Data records
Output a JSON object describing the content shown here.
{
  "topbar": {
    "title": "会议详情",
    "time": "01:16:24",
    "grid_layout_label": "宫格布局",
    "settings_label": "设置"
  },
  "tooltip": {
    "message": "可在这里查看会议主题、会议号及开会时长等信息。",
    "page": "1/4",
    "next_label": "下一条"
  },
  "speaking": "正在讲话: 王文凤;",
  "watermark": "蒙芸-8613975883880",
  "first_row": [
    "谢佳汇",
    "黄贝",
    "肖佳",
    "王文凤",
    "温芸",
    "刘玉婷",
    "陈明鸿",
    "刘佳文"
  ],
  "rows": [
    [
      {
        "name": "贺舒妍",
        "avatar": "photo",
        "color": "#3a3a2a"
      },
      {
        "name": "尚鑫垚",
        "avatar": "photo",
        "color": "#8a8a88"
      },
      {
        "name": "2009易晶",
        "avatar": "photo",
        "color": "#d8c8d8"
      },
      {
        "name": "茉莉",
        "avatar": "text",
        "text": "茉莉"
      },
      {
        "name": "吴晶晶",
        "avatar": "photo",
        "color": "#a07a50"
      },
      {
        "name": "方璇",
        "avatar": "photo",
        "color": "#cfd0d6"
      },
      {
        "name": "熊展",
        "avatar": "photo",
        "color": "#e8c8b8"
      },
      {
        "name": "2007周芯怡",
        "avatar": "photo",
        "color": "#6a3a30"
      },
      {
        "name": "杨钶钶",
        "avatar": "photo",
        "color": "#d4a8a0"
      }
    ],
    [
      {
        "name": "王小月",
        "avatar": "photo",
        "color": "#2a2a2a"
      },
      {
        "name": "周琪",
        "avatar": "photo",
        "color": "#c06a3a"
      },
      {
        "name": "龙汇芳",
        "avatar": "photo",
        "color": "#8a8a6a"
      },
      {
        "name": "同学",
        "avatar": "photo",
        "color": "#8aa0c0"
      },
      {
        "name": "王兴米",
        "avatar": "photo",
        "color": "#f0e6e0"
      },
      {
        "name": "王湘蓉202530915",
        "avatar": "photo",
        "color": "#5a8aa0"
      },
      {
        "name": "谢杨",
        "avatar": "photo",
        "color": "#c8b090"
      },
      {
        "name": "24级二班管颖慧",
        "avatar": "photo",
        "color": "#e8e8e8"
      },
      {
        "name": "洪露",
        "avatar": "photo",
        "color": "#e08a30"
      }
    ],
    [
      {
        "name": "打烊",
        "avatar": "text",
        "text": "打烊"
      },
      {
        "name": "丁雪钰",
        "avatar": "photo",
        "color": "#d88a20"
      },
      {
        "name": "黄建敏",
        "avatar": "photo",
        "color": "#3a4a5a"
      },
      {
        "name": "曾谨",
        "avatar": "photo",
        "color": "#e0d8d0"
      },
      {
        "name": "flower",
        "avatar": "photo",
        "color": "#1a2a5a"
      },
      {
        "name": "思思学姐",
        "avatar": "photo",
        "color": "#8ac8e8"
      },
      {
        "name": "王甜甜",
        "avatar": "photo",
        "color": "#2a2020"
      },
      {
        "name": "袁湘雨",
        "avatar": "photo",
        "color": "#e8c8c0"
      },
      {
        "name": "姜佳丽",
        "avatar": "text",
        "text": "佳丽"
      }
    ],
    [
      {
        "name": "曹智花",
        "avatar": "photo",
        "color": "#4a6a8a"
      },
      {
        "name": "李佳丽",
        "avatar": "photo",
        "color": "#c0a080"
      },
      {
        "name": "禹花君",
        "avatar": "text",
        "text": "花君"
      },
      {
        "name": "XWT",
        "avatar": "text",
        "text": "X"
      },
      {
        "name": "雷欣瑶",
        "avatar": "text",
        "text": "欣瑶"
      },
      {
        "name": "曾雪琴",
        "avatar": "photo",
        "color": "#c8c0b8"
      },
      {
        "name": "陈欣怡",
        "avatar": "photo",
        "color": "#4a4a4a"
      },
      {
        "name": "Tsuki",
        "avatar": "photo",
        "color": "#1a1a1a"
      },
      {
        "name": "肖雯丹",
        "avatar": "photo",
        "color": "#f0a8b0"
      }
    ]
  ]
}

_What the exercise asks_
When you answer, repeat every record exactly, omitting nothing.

_Task output_
Output a JSON object describing the content shown here.
{
  "topbar": {
    "title": "会议详情",
    "time": "01:16:24",
    "grid_layout_label": "宫格布局",
    "settings_label": "设置"
  },
  "tooltip": {
    "message": "可在这里查看会议主题、会议号及开会时长等信息。",
    "page": "1/4",
    "next_label": "下一条"
  },
  "speaking": "正在讲话: 王文凤;",
  "watermark": "蒙芸-8613975883880",
  "first_row": [
    "谢佳汇",
    "黄贝",
    "肖佳",
    "王文凤",
    "温芸",
    "刘玉婷",
    "陈明鸿",
    "刘佳文"
  ],
  "rows": [
    [
      {
        "name": "贺舒妍",
        "avatar": "photo",
        "color": "#3a3a2a"
      },
      {
        "name": "尚鑫垚",
        "avatar": "photo",
        "color": "#8a8a88"
      },
      {
        "name": "2009易晶",
        "avatar": "photo",
        "color": "#d8c8d8"
      },
      {
        "name": "茉莉",
        "avatar": "text",
        "text": "茉莉"
      },
      {
        "name": "吴晶晶",
        "avatar": "photo",
        "color": "#a07a50"
      },
      {
        "name": "方璇",
        "avatar": "photo",
        "color": "#cfd0d6"
      },
      {
        "name": "熊展",
        "avatar": "photo",
        "color": "#e8c8b8"
      },
      {
        "name": "2007周芯怡",
        "avatar": "photo",
        "color": "#6a3a30"
      },
      {
        "name": "杨钶钶",
        "avatar": "photo",
        "color": "#d4a8a0"
      }
    ],
    [
      {
        "name": "王小月",
        "avatar": "photo",
        "color": "#2a2a2a"
      },
      {
        "name": "周琪",
        "avatar": "photo",
        "color": "#c06a3a"
      },
      {
        "name": "龙汇芳",
        "avatar": "photo",
        "color": "#8a8a6a"
      },
      {
        "name": "同学",
        "avatar": "photo",
        "color": "#8aa0c0"
      },
      {
        "name": "王兴米",
        "avatar": "photo",
        "color": "#f0e6e0"
      },
      {
        "name": "王湘蓉202530915",
        "avatar": "photo",
        "color": "#5a8aa0"
      },
      {
        "name": "谢杨",
        "avatar": "photo",
        "color": "#c8b090"
      },
      {
        "name": "24级二班管颖慧",
        "avatar": "photo",
        "color": "#e8e8e8"
      },
      {
        "name": "洪露",
        "avatar": "photo",
        "color": "#e08a30"
      }
    ],
    [
      {
        "name": "打烊",
        "avatar": "text",
        "text": "打烊"
      },
      {
        "name": "丁雪钰",
        "avatar": "photo",
        "color": "#d88a20"
      },
      {
        "name": "黄建敏",
        "avatar": "photo",
        "color": "#3a4a5a"
      },
      {
        "name": "曾谨",
        "avatar": "photo",
        "color": "#e0d8d0"
      },
      {
        "name": "flower",
        "avatar": "photo",
        "color": "#1a2a5a"
      },
      {
        "name": "思思学姐",
        "avatar": "photo",
        "color": "#8ac8e8"
      },
      {
        "name": "王甜甜",
        "avatar": "photo",
        "color": "#2a2020"
      },
      {
        "name": "袁湘雨",
        "avatar": "photo",
        "color": "#e8c8c0"
      },
      {
        "name": "姜佳丽",
        "avatar": "text",
        "text": "佳丽"
      }
    ],
    [
      {
        "name": "曹智花",
        "avatar": "photo",
        "color": "#4a6a8a"
      },
      {
        "name": "李佳丽",
        "avatar": "photo",
        "color": "#c0a080"
      },
      {
        "name": "禹花君",
        "avatar": "text",
        "text": "花君"
      },
      {
        "name": "XWT",
        "avatar": "text",
        "text": "X"
      },
      {
        "name": "雷欣瑶",
        "avatar": "text",
        "text": "欣瑶"
      },
      {
        "name": "曾雪琴",
        "avatar": "photo",
        "color": "#c8c0b8"
      },
      {
        "name": "陈欣怡",
        "avatar": "photo",
        "color": "#4a4a4a"
      },
      {
        "name": "Tsuki",
        "avatar": "photo",
        "color": "#1a1a1a"
      },
      {
        "name": "肖雯丹",
        "avatar": "photo",
        "color": "#f0a8b0"
      }
    ]
  ]
}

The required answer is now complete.